Another piece of the modernization strategy is Lane Bryant’s feisty “I’m No Angel” campaign launched last February. It encourages women to be confident in their own skin and own it. “I feel [the campaign] has a lot of traction,” Heasley said. “We’re getting it ready for the fall. It’s about a celebration of women.” The Lane Bryant woman, Heasley added, “is like all women in America. She is active. She is beautiful. She has a life.”
Gurung said he was impressed that large-size model Ashley Graham this year appeared on the cover of the Sports Illustrated swimsuit issue, and was struck when he saw an “I’m No Angel” ad on the side of a bus. “For me it was a call out. Just to be able to celebrate diversity of any kind is something I wanted to be part of. I am a very instinctive person.”
Partnering with Lane Bryant, a division of the Ascena Retail Group, ” just felt right for me to do. I have dressed women of all sizes from day one,” when he launched his collection in 2009. “I made a gown for the cover of O for Oprah Winfrey, who shared the cover with Ellen DeGeneres. It didn’t even look like it was a different size. It was an incredible opportunity. I don’t care about the size of women. I’m more interested in the essence of who she is. I want to be able in my own way to reach out to all these women who feel sidelined, and say to them, ‘You do matter to me.’

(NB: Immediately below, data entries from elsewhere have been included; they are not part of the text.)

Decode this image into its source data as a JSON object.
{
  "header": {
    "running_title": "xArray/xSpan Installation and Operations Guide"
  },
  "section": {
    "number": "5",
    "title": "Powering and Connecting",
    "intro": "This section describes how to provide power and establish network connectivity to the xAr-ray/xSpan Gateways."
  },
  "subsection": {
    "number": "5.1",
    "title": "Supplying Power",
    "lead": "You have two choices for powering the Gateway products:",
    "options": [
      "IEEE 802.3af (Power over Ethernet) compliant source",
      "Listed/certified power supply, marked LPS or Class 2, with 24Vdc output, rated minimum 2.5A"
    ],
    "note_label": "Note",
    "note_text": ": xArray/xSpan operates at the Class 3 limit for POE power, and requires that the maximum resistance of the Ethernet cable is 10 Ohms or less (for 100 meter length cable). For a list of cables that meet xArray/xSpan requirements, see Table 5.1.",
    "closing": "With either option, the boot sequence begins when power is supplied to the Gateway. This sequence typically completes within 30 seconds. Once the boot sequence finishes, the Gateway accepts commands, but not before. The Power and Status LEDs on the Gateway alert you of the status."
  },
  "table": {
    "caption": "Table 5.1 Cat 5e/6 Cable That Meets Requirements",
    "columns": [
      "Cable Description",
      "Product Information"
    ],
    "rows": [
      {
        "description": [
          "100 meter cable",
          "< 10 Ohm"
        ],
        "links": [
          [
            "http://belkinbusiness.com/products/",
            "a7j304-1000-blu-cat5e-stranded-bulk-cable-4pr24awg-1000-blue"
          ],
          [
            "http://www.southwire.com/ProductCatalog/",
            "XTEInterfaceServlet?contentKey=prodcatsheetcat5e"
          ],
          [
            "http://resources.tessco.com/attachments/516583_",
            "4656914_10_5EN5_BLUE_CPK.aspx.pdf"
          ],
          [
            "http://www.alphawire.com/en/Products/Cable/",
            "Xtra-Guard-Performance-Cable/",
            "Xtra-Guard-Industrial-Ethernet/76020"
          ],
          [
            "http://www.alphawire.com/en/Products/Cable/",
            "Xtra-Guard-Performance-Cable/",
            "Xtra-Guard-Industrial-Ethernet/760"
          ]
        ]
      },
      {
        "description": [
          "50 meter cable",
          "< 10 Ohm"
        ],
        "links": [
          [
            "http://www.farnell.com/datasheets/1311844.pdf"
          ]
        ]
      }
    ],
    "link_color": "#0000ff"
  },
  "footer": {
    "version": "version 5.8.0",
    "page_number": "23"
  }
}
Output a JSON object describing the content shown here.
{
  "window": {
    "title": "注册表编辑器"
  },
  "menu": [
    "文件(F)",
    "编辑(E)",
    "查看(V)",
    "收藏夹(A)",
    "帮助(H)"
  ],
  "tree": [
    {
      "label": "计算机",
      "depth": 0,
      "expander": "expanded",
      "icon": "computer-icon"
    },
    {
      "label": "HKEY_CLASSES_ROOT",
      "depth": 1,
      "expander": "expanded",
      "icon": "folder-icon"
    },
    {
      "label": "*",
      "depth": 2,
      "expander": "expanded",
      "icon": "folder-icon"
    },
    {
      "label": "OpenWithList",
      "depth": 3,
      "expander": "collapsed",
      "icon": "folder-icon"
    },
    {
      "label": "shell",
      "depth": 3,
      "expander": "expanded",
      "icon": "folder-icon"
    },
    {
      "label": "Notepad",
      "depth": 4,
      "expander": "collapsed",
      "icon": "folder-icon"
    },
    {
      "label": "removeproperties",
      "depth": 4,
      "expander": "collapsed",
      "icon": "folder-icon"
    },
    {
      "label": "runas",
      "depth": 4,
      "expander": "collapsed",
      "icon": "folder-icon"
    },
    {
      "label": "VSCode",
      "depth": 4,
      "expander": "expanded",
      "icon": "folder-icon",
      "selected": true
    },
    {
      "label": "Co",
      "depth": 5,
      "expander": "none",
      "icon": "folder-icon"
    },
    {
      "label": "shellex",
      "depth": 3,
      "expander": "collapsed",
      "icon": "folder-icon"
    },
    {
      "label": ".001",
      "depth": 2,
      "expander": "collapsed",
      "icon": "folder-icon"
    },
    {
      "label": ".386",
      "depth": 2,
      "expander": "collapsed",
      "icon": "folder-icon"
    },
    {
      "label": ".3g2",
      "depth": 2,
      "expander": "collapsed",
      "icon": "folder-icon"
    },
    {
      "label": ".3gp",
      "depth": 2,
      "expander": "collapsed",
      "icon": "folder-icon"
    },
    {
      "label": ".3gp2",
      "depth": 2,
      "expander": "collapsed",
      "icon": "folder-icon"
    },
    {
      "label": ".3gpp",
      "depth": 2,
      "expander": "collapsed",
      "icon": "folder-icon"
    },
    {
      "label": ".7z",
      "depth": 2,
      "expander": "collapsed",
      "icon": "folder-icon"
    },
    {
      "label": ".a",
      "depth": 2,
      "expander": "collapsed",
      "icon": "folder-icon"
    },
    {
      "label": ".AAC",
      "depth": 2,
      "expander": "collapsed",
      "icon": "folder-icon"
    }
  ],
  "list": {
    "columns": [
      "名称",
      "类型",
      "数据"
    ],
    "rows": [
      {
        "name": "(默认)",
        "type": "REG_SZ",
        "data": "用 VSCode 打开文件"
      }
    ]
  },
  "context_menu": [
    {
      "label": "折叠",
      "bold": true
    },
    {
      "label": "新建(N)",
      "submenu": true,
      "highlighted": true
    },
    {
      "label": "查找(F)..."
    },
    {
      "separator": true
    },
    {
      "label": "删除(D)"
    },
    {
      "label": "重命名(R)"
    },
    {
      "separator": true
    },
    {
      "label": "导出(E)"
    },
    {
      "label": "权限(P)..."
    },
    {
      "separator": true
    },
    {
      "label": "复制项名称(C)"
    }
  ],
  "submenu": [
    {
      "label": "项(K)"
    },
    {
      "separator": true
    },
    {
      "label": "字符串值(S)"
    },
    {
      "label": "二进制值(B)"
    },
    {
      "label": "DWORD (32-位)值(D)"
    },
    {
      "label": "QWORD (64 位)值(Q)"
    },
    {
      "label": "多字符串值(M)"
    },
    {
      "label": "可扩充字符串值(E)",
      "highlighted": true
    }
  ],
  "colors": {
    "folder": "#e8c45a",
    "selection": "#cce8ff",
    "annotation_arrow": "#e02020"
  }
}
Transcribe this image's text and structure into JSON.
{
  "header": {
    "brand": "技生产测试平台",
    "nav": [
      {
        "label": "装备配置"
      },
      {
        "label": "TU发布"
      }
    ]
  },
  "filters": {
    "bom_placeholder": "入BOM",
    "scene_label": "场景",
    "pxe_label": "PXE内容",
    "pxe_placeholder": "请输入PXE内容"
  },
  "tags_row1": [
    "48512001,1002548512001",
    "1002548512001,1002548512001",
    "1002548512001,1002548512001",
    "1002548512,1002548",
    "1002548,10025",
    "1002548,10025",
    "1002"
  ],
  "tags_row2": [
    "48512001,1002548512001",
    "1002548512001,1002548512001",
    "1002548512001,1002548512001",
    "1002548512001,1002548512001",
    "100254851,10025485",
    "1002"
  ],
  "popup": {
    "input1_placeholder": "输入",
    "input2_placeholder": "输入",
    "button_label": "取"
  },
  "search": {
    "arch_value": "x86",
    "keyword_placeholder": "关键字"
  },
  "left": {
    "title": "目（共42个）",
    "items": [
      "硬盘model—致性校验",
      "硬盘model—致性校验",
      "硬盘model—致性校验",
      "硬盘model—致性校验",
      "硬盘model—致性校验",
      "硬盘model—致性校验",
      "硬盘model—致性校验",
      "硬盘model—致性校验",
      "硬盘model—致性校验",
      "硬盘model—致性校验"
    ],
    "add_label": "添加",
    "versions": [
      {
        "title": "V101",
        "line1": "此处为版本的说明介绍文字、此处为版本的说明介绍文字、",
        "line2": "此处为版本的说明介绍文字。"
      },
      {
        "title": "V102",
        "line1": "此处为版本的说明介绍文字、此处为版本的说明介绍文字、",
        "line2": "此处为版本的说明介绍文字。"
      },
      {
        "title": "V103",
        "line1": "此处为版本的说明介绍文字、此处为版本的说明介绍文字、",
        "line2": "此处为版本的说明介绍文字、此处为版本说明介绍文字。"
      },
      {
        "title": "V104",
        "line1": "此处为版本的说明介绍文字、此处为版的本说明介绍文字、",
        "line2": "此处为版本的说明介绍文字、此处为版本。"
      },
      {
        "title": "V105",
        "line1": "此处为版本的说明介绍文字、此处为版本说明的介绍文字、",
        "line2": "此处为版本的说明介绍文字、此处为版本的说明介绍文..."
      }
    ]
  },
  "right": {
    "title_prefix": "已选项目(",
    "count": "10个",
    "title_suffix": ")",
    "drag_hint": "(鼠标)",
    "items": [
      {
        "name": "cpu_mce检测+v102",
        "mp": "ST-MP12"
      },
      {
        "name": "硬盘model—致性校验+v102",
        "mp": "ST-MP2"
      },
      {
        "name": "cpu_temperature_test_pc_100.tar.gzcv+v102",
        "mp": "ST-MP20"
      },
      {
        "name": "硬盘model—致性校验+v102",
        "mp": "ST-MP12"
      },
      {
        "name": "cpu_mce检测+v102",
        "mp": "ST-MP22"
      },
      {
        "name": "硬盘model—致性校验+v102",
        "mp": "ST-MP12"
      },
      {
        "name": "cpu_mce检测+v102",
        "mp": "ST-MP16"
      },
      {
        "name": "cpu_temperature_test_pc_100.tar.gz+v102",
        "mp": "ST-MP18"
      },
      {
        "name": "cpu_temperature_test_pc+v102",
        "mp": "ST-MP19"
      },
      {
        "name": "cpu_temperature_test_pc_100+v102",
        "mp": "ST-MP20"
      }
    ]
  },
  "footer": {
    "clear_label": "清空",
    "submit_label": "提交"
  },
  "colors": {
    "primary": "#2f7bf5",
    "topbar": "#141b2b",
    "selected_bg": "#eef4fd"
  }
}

“Everyone of us wants to feel validated, that we are being heard, that we matter. I felt this particular group of people were kind of not really truly being addressed. In a way, as a designer, I am already excluding a lot of people,” meaning those that can’t afford his high styles. “Besides the personal and creative considerations, I look at the business side. Plus size is a huge market and one of the most neglected.”
Creating large-size fashion for the masses is not really a technical challenge, Gurung said. “I am the aesthetic director and they are the ones who have the technical solutions. The styles and silhouettes are really true to our design aesthetic. There is really not necessarily anything we are avoiding,” he said.